  • We have investigated the potential forseveral digital services and technologies to improve the delivery of healthcare.
  • A new area of our research is focussed on evaluating population level health outcomes through improving food and physical activity environments.
  • We have jointly funded research with the Heart Foundation looking at ways to systematically reduce the barriers faced by Māori and Pacific people in accessing treatment for heart disease along the healthcare continuum. And we are currently in the early stages of planning research about how to successfully implement the sort of system changes – across macro, meso and micro levels – which the Review says are necessary.

However, while we aim to play our part in helping to effect systems change we have concerns about some of the Review’s recommendations and how they may be implemented.

If the proposed Māori Health Authority does not control funding and commissioning of services for Māori it will not be able to deliver the transformational changes needed to achieve health equity.  We agree with the Alternative view of the majority of Panel members and the Māori Expert Advisory Group on this. This advisory approach has been implemented in various forms since the 1980s and has demonstrably failed to deliver significant gains towards health equity. Opportunities for major structural change to the health sector are rare and we see no point wasting this one by repeating a failed model.

The Review has correctly identified that strengthening population health measures is essential but has proposed that these responsibilities be spread across all parts of the system.  Without organisational focus for population health and a ring-fenced budget there is a risk this will become everyone’s and no-one’s responsibility, and will be crowded out by overwhelming clinical pressures.  There is also a risk that public health approaches to non-communicable diseases, which account for the majority of health loss in New Zealand, will be overshadowed by the need to prepare for and respond to emergencies such as the Covid-19 pandemic.  The public health community  has long been arguing for a single independent body to oversee population health measures in New Zealand.   However, re-establishing a Public Health Advisory Committee, which the Review proposes, is going back to the past.  New Zealand needs a body with sufficient authority to produce the health outcomes needed.

The Review proposes investment and a range of recommendations to improve New Zealand’s capacity to use health data.  This is essential if we are to combat all forms of inequity across the health system.  The Ministry of Health’s data and analytics capacity has been severely diminished over recent years due to under-investment.  There are major gaps in current data collection, and data is not made available in a timely way. Future investment will need to be substantial, strategic and specifically focussed on equity so that it can inform change in a timely manner.

Critically, the Review has called for a healthcare system that is better informed by local evidence and research, more community or whānau-centred, and one which uses new technologies to provide healthcare which is more targeted.  Moreover, the Review highlights the importance of personalised medicine and genomics, stronger focus on prevention of illness, and better use of new digital tools for self-management.  Healthier Lives is already active and committed to each of these areas; it is pleasing to see that our own strategy and philosophy aligns so well with this once in a generation opportunity for enhancing our health and disability system.

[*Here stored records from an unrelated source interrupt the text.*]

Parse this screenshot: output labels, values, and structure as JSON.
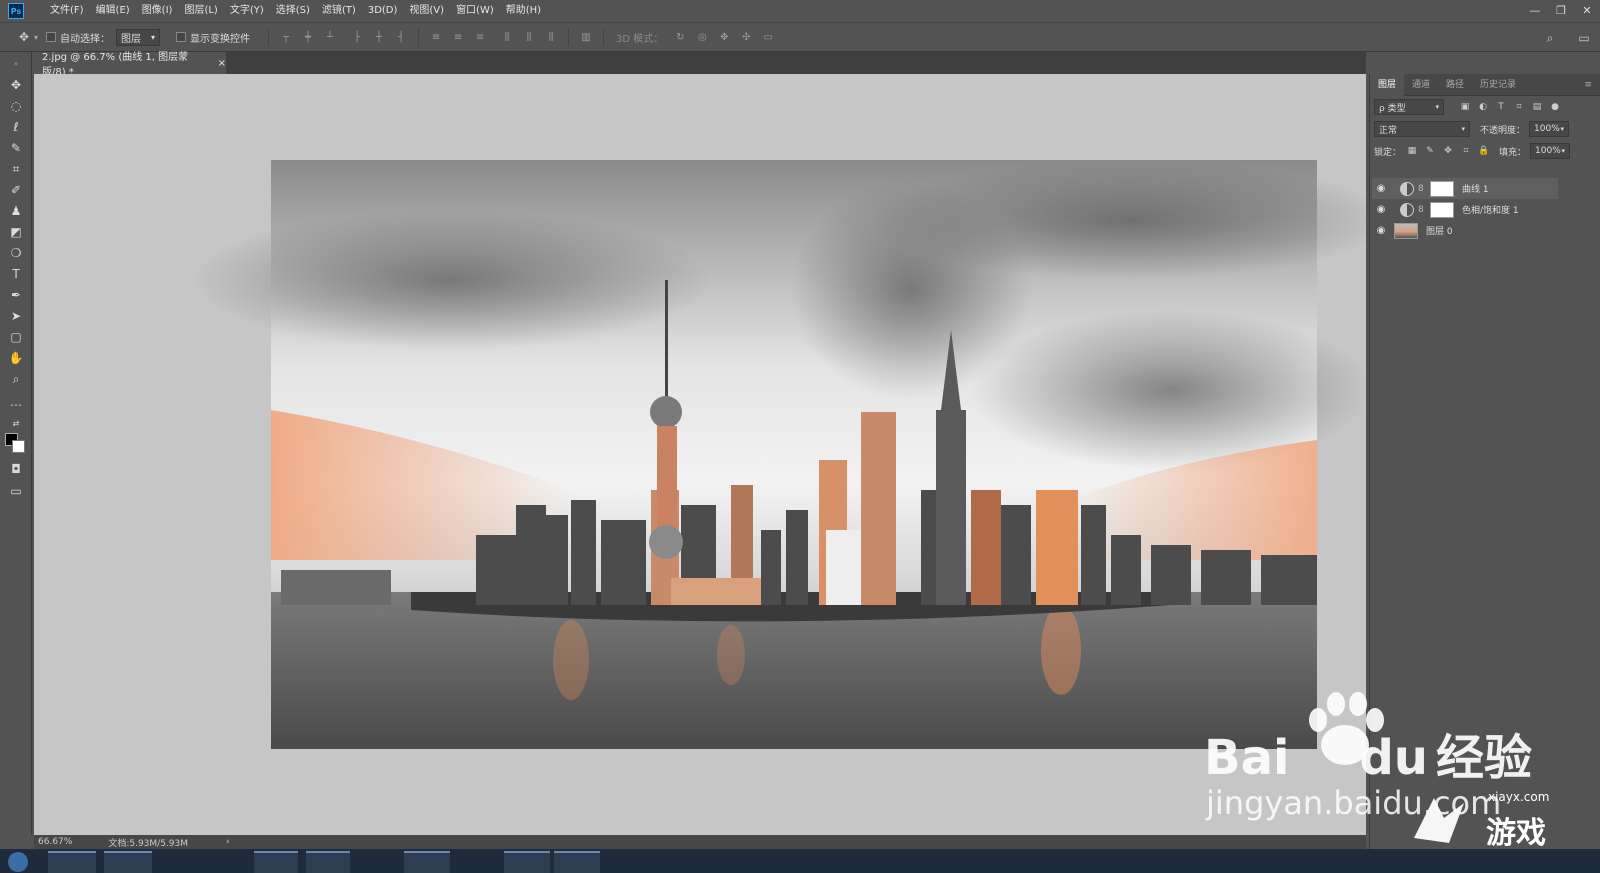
{
  "app": {
    "logo": "Ps"
  },
  "menu": [
    "文件(F)",
    "编辑(E)",
    "图像(I)",
    "图层(L)",
    "文字(Y)",
    "选择(S)",
    "滤镜(T)",
    "3D(D)",
    "视图(V)",
    "窗口(W)",
    "帮助(H)"
  ],
  "window_controls": {
    "minimize": "—",
    "restore": "❐",
    "close": "✕"
  },
  "options": {
    "auto_select_label": "自动选择：",
    "auto_select_value": "图层",
    "show_transform_label": "显示变换控件",
    "mode_3d_label": "3D 模式："
  },
  "document": {
    "tab_title": "2.jpg @ 66.7% (曲线 1, 图层蒙版/8) *",
    "tab_close": "×"
  },
  "status": {
    "zoom": "66.67%",
    "doc_size": "文档:5.93M/5.93M",
    "arrow": "›"
  },
  "panel": {
    "tabs": [
      "图层",
      "通道",
      "路径",
      "历史记录"
    ],
    "menu_icon": "≡",
    "filter_label": "ρ 类型",
    "blend_mode": "正常",
    "opacity_label": "不透明度：",
    "opacity_value": "100%",
    "lock_label": "锁定：",
    "fill_label": "填充：",
    "fill_value": "100%",
    "layers": [
      {
        "name": "曲线 1",
        "type": "adjustment",
        "selected": true
      },
      {
        "name": "色相/饱和度 1",
        "type": "adjustment",
        "selected": false
      },
      {
        "name": "图层 0",
        "type": "image",
        "selected": false
      }
    ]
  },
  "watermark": {
    "baidu_text": "Bai",
    "baidu_du": "du",
    "jingyan": "经验",
    "url": "jingyan.baidu.com",
    "site": "xiayx.com",
    "site_name": "游戏"
  },
  "colors": {
    "accent_blue": "#31a8ff",
    "sky_orange": "#f0a882",
    "building_orange": "#e08a5a"
  }
}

However, if the commendable aspirations of the Review panel are to be achieved, the government will need to reconsider the funding and operational models for the proposed Maori Health Authority as well as commit to a more structured oversight of population health imperatives than is currently proposed.

 

Read more about the New Zealand Health and Disability Services Review (systemreview.health.govt.nz).